If there was an award for best player through the first three rounds of the playoffs, Rask would be wielding it right now. But unfortunately, for Rask, there are still two more games to win. And the law of averages may come knocking soon.
If Rask were to fall back to his career averages (.921), he’d be giving up four goals per game in the next four games (and that only puts him at .926 save percentage, should he face 100 shots).
It’s very unlikely that the defense and Rask implode like that, but it is possible. And one could argue that the Bruins did get away with a (not easy, but) easier 2nd and 3rd round. Jordan Binnington and the St. Louis Blues are no joke.
St. Louis and Boston Regular Season matchups
It is a very rare occasion that the regular season makes any difference in predicting playoff winners, but it is worth it to note there were two games played this year. A 5-2 victory by the Bruins and a 2-1 victory by the Blues.
The 5-2 victory came while the Blues were still trying to figure themselves out. Boston went 1-for-2 on the powerplay and St. Louis struggled to score on three powerplays.
The 2-1 victory, by the Blues, came after they figured out who they were going to be. Neither team did any damage on special teams and it was the Bruins who won the possession battle. Binnington proved to be the difference, allowing only one of the 32 shots to get past him.
Cover the Spread 365 NHL Betting Trends
St. Louis Blues
The total has gone OVER in 4 of St. Louis’ last 5 games.
St. Louis are 5-2 SU in their last 7 games.
St. Louis are 8-3 SU in their last 11 games on the road.
Boston are 9-2 SU in their last 11 games.
The total has gone OVER in 4 of Boston’s last 6 games against St. Louis.
The total has gone OVER in 4 of Boston’s last 5 games at home.
Free NHL Predictions: St. Louis Blues @ Boston Bruins
The Bruins should be regarded as a heavy favorite (based on their statistics), but is it time for Rask to finally lose one?
If we go back to the first three rounds, there is nothing the Bruins had done that would suggest that is even possible. Every game the Bruins have lost has been due to poor offensive performances. Not being able to get passed the second goal appears to be the best way to stop the Bruins (opposed to hoping for Rask to implode)
So have the Blues figured that out?
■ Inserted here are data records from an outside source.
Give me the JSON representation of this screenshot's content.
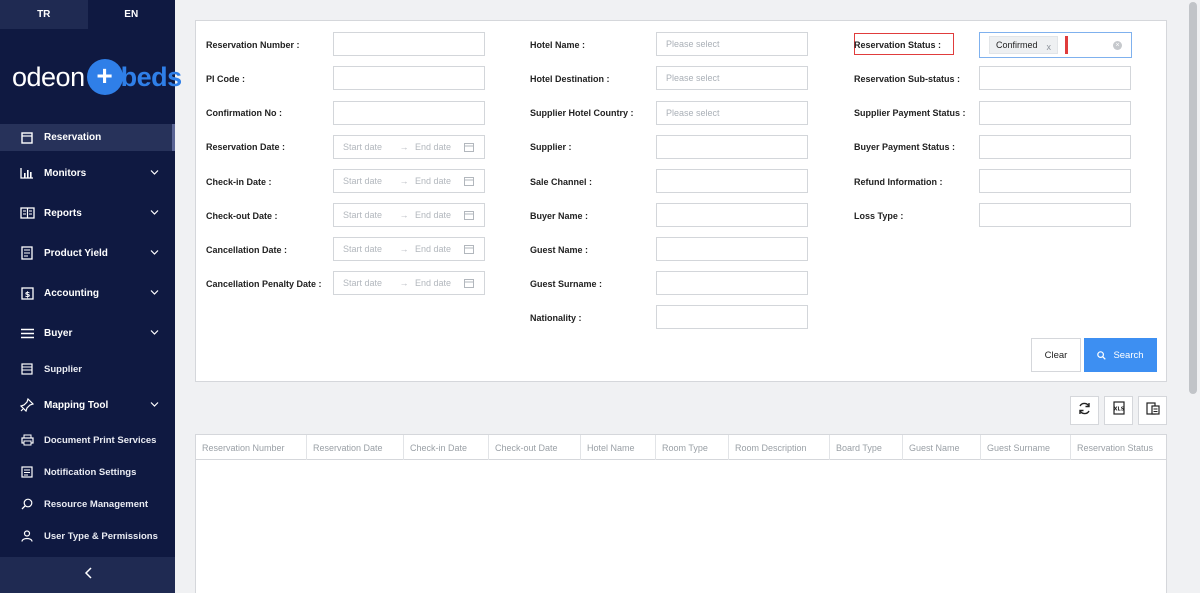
{
  "lang": {
    "tr": "TR",
    "en": "EN"
  },
  "logo": {
    "part1": "odeon",
    "plus": "+",
    "part2": "beds"
  },
  "nav": {
    "reservation": "Reservation",
    "monitors": "Monitors",
    "reports": "Reports",
    "product_yield": "Product Yield",
    "accounting": "Accounting",
    "buyer": "Buyer",
    "supplier": "Supplier",
    "mapping_tool": "Mapping Tool",
    "document_print": "Document Print Services",
    "notification_settings": "Notification Settings",
    "resource_management": "Resource Management",
    "user_type": "User Type & Permissions"
  },
  "filters": {
    "col1": {
      "reservation_number": "Reservation Number :",
      "pi_code": "PI Code :",
      "confirmation_no": "Confirmation No :",
      "reservation_date": "Reservation Date :",
      "checkin_date": "Check-in Date :",
      "checkout_date": "Check-out Date :",
      "cancellation_date": "Cancellation Date :",
      "cancellation_penalty_date": "Cancellation Penalty Date :"
    },
    "col2": {
      "hotel_name": "Hotel Name :",
      "hotel_destination": "Hotel Destination :",
      "supplier_hotel_country": "Supplier Hotel Country :",
      "supplier": "Supplier :",
      "sale_channel": "Sale Channel :",
      "buyer_name": "Buyer Name :",
      "guest_name": "Guest Name :",
      "guest_surname": "Guest Surname :",
      "nationality": "Nationality :"
    },
    "col3": {
      "reservation_status": "Reservation Status :",
      "reservation_substatus": "Reservation Sub-status :",
      "supplier_payment_status": "Supplier Payment Status :",
      "buyer_payment_status": "Buyer Payment Status :",
      "refund_information": "Refund Information :",
      "loss_type": "Loss Type :"
    },
    "placeholders": {
      "please_select": "Please select",
      "start_date": "Start date",
      "end_date": "End date"
    },
    "status_tag": "Confirmed",
    "tag_remove": "x"
  },
  "buttons": {
    "clear": "Clear",
    "search": "Search"
  },
  "table": {
    "columns": [
      "Reservation Number",
      "Reservation Date",
      "Check-in Date",
      "Check-out Date",
      "Hotel Name",
      "Room Type",
      "Room Description",
      "Board Type",
      "Guest Name",
      "Guest Surname",
      "Reservation Status"
    ]
  },
  "colors": {
    "sidebar": "#0f1941",
    "accent": "#3d8ff2",
    "highlight": "#e03c3c"
  },
  "icons": {
    "refresh": "refresh-icon",
    "excel": "excel-export-icon",
    "columns": "column-settings-icon"
  }
}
It all depends on puck control. In games three and four, the Blues played at a completely different level f focus and determination. In game three, the Bruins owned the puck (while the game was close), earning a 66.7% CorsiFor% in 5-on-5 situations.
All-in-all, this appears to be the big difference maker, as Rask doesn’t look ready to relinquish his claim to a possible Vezina trophy and Jordan Binnington is looking more and more like a rookie.
So the question is: will the Bruins make the proper adjustments or have the Blues figured out how to beat the Bruins?
After losses, the Bruins have been able to take a first-period lead in each of the following games. The Blues have been able to pull off victories 3 times (of their 14 wins) after being down in the first period. I think bodes well for the Blues, considering the two franchises should tighten up and the Bruins have yet to prove that they can win a low scoring affair.
If the Blues are losing, heading into the second period, they’ll be fine as long as the Bruins don’t touch that third goal. And I think there is enough defense and strategy coming from the Blues’ bench to ensure that is the case.